#### EXERCISE DIRECTIONS:
A complete answer includes every line below with the word "Daily".

↓

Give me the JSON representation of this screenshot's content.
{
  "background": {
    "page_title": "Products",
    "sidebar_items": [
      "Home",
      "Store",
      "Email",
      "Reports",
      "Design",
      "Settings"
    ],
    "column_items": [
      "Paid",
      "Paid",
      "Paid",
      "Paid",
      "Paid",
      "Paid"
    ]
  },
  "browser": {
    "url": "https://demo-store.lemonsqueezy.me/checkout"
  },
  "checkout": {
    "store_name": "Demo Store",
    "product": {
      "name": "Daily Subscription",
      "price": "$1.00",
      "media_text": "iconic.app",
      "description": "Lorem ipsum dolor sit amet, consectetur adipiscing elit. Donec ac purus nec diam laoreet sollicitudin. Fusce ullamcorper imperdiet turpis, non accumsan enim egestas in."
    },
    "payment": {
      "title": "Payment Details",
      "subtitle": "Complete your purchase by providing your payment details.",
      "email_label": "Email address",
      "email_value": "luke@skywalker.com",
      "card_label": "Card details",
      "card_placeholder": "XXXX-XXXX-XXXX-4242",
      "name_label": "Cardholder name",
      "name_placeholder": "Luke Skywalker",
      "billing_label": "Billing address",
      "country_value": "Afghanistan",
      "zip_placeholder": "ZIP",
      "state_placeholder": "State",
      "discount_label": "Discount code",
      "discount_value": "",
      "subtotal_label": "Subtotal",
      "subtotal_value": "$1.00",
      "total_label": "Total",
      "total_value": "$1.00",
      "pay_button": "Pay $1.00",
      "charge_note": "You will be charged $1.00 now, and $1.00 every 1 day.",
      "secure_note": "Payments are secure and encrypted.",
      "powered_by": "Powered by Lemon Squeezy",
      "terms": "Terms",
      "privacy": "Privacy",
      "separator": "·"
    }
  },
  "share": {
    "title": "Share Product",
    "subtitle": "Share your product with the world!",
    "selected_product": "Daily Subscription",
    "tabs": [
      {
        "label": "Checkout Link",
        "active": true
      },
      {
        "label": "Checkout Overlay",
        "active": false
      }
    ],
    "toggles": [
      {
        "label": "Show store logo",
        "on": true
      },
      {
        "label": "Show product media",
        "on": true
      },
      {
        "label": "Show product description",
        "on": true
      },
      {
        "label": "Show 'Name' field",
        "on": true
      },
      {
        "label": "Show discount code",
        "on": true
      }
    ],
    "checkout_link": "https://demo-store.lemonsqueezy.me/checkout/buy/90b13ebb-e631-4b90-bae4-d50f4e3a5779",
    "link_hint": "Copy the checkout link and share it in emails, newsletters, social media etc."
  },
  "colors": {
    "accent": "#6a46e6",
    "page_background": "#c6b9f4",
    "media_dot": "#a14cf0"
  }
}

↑

#### SOLUTION:
      "name": "Daily Subscription",
    "selected_product": "Daily Subscription",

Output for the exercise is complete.